Take the 2-minute tour ×
Server Fault is a question and answer site for professional system and network administrators. It's 100% free, no registration required.

I'm replacing a faulty D-Link unmanaged switch with a ZyXel ES-2024A managed switch.

Right now I don't want to do anything fancy, no VLANs or stuff right now, I just want to connect the 2024A to the Router (Link Net LW-N615R) to provide Wan access and below that to another unmanaged switch to provide access to additional computers and devices. Network diagram

Until now I have changed the Default Management IP Address to 192.168.1.2 as the Router is 192.168.1.1.

Changed the Default gateway from 0.0.0.0 to 192.168.1.1.

Pinging to the ISP DNS with the Switch´s Diagnostic utility was then successful, but when I tried through the OS Command Line it showed all packets lost, plus I can't browse the Web and Windows 7 shows no Internet access.

Additionaly the devices on the second unmanaged Switch don´t apear to be accessible.

I'd really appreciate any help.

share|improve this question
    
Did you make sure that DHCP is disabled on the switch, those ZyXel managed switches have DHCP servers built-in. –  user72593 Dec 17 '12 at 20:58
    
EUGH. DHCP on a switch? spits .. Well that's ZyXel on my shitlist. –  Tom O'Connor Dec 17 '12 at 21:11
    
They're not bad devices, i've used a few in PoE and non PoE settings, cheap gigabit and alot of features, but sometimes too many features just gets in the way of a simple task ;) –  user72593 Dec 17 '12 at 21:13

1 Answer 1

Step 1: If you connect directly to the managed switch, do you get a valid IP address from the DHCP server on the LinkNet router?

Can you ping 192.168.1.1, 192.168.1.2 and 8.8.8.8 and the gateway of your ISP?

Yes, then:

Step 2: Try this again from the Unmanaged switch, and release/renew the DHCP lease from your test device.

Do you still have a valid IP address?

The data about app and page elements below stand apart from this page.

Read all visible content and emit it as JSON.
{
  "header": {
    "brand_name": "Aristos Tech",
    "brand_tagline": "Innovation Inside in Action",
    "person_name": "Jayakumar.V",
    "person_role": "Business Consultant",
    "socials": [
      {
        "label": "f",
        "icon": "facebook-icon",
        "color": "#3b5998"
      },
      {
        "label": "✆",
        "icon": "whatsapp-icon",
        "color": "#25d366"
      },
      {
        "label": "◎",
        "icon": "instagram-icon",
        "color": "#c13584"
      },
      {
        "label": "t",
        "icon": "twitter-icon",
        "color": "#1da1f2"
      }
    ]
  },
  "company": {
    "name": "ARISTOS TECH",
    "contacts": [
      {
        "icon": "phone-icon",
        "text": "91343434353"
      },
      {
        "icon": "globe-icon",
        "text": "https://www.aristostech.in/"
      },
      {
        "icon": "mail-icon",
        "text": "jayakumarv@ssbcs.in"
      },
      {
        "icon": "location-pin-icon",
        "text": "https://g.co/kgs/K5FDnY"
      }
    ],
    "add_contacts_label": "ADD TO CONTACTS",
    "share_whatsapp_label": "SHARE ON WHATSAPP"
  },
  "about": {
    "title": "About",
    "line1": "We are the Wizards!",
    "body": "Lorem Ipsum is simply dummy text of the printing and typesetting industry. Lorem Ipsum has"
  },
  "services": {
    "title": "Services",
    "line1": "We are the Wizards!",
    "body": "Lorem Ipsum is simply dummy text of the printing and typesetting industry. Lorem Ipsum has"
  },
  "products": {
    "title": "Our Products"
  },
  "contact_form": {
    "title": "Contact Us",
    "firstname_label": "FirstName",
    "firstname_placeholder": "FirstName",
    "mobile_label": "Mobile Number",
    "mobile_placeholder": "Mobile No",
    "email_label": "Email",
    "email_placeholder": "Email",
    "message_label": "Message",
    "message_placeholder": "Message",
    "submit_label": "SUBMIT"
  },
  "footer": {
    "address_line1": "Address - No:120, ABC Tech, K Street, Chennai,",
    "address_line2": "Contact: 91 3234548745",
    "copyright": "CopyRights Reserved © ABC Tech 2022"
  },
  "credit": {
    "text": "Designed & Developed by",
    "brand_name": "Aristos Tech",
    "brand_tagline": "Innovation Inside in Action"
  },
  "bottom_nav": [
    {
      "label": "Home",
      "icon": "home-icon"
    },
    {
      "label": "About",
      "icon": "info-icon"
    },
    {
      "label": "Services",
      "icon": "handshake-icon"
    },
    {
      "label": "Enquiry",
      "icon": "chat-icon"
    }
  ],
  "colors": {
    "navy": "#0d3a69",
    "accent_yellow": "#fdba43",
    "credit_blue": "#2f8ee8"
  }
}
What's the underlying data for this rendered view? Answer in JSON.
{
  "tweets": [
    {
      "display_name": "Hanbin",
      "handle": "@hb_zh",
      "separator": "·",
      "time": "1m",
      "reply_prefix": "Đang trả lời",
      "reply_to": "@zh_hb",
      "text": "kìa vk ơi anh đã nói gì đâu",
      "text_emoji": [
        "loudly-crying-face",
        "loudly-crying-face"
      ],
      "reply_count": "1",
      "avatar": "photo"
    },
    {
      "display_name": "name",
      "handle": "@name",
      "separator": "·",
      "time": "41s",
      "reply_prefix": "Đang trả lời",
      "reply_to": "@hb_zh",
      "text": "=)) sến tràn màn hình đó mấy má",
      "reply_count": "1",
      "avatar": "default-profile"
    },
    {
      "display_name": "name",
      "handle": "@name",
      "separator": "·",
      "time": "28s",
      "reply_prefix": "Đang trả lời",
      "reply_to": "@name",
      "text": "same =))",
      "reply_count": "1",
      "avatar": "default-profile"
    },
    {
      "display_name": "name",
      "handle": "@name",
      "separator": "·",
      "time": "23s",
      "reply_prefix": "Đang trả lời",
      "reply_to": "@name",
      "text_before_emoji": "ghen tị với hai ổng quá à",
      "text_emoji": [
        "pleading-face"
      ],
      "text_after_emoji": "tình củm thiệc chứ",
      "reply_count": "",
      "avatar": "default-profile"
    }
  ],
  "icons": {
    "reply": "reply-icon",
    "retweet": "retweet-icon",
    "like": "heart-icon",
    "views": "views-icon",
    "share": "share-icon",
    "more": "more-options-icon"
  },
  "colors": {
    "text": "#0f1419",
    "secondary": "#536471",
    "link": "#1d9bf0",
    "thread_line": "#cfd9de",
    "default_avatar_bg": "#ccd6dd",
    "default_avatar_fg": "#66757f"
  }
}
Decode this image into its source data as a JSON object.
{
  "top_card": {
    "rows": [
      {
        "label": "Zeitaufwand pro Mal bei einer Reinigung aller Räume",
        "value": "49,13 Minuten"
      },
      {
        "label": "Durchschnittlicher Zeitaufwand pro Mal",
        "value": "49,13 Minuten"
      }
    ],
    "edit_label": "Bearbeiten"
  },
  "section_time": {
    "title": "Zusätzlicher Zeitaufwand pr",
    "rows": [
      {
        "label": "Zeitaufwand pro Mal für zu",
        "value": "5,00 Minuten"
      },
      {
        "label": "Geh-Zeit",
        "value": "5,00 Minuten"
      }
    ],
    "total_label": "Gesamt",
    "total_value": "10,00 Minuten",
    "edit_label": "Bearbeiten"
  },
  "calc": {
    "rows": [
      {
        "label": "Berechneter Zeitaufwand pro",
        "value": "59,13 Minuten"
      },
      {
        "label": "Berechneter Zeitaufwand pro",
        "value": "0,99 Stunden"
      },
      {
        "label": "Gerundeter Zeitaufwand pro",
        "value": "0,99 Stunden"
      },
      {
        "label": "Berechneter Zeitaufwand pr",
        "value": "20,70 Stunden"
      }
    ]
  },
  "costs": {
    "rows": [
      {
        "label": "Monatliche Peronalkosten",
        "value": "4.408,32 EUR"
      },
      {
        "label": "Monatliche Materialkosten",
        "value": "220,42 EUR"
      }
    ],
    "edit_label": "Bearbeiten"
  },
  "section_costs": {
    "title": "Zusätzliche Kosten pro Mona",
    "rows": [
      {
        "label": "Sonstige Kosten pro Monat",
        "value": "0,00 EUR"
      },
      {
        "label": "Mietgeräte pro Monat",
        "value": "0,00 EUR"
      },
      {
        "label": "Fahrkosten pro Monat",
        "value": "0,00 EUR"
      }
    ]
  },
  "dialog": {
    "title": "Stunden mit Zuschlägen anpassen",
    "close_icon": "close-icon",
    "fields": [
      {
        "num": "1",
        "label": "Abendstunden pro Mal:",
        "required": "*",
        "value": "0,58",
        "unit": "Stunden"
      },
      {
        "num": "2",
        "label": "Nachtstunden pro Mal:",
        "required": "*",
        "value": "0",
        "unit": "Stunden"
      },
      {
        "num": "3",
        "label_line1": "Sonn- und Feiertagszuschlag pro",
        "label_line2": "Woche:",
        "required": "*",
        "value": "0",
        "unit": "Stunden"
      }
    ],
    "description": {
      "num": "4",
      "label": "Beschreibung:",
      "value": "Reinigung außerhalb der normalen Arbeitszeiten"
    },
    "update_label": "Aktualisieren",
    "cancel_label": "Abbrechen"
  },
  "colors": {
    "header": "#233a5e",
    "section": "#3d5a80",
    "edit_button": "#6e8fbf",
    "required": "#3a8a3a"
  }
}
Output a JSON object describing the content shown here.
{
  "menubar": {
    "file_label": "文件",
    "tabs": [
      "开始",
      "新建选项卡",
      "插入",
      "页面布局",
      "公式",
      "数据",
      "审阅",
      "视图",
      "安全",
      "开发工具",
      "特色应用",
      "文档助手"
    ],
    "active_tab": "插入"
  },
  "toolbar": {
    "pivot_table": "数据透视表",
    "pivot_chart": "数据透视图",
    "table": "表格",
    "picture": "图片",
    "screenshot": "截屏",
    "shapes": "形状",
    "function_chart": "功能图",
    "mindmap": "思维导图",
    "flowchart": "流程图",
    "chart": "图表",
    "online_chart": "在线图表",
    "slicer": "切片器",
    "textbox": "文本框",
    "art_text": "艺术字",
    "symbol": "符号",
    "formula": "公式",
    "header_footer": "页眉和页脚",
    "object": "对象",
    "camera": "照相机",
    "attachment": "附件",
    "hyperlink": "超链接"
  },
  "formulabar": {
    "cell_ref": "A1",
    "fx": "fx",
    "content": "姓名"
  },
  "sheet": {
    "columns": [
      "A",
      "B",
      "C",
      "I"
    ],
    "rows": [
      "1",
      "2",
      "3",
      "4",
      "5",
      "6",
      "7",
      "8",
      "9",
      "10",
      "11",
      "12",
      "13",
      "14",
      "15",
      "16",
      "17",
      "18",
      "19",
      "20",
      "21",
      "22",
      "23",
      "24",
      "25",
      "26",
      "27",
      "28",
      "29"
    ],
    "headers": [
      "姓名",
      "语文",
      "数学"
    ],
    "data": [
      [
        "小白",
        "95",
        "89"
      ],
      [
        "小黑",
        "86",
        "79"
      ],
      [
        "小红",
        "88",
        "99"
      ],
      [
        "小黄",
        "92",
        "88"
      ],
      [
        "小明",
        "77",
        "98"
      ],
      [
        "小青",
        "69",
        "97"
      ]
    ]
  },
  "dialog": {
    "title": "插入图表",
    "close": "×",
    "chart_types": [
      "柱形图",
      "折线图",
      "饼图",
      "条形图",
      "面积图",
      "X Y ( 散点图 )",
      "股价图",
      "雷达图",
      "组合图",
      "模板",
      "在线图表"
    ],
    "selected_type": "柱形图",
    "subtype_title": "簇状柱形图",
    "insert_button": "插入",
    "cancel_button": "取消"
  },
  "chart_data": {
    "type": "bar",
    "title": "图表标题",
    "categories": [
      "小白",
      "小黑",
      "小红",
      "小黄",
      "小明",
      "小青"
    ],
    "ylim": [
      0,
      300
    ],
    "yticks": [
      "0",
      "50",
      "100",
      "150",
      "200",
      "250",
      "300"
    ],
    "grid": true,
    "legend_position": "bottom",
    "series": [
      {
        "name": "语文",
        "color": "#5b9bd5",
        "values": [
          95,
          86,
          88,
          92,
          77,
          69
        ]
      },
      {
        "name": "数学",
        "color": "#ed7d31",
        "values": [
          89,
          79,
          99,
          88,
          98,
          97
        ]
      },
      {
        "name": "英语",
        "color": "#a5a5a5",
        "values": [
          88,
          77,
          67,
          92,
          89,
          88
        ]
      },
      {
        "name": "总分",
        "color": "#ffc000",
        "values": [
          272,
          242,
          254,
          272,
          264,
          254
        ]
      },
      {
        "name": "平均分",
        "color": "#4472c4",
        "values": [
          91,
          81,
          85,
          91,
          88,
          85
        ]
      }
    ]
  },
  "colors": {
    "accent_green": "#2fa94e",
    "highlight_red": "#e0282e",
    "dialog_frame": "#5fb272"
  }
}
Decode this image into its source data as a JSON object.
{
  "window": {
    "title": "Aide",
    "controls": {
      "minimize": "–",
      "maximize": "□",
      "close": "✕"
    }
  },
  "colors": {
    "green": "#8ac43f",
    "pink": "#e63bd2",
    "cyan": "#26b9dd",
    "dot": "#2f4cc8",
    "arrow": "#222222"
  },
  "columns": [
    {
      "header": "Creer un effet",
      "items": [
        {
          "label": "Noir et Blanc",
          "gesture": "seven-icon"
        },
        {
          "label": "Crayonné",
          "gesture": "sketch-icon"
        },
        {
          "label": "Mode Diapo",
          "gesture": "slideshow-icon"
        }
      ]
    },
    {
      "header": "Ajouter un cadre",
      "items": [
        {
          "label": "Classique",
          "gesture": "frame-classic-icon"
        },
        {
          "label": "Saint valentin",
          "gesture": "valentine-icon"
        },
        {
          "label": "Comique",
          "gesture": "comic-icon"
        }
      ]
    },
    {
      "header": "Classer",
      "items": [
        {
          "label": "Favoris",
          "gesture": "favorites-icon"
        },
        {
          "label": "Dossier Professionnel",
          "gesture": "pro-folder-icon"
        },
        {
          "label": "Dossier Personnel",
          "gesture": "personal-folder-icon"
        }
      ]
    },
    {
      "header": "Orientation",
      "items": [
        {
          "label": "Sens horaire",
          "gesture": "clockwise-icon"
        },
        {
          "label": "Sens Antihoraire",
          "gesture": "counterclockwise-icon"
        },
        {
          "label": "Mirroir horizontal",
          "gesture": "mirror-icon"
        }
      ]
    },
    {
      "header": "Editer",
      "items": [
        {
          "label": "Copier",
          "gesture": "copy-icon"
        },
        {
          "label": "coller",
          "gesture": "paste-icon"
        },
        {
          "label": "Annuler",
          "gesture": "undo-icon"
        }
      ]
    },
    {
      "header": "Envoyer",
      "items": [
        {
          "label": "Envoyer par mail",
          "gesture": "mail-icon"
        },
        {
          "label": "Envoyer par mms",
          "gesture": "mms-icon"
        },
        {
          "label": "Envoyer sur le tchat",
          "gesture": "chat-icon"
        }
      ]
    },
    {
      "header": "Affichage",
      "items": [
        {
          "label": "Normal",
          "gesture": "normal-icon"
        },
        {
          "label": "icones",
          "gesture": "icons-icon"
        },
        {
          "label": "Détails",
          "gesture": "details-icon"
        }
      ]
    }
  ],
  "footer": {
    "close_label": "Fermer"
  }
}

Can you still ping 192.168.1.1, 192.168.1.2 and 8.8.8.8 and the gateway of your ISP?

No?

Try connecting the switches with a Crossover cable instead of a straight-through one. Cross-connecting older (or less clever) switches often needs a Crossover cable. Newer/intelligent switches support Auto-MDI/X and will automatically negotiate a crossover link.

Yes? Check the default route, and also that any VLAN configuration on the managed switch is set to "Untagged VLAN 1" on all ports (effectively making it a flat switch).

Step 3: Are you using the DNS servers from your ISP? Can you ping those from anywhere on the network? If not, try pinging Google's public DNS (8.8.8.8, 8.8.4.4). If that works, your ISP is being dumb. -- Use Google's public DNS, and be happy.

share|improve this answer

Your Answer

 
discard

By posting your answer, you agree to the privacy policy and terms of service.

Not the answer you're looking for? Browse other questions tagged or ask your own question.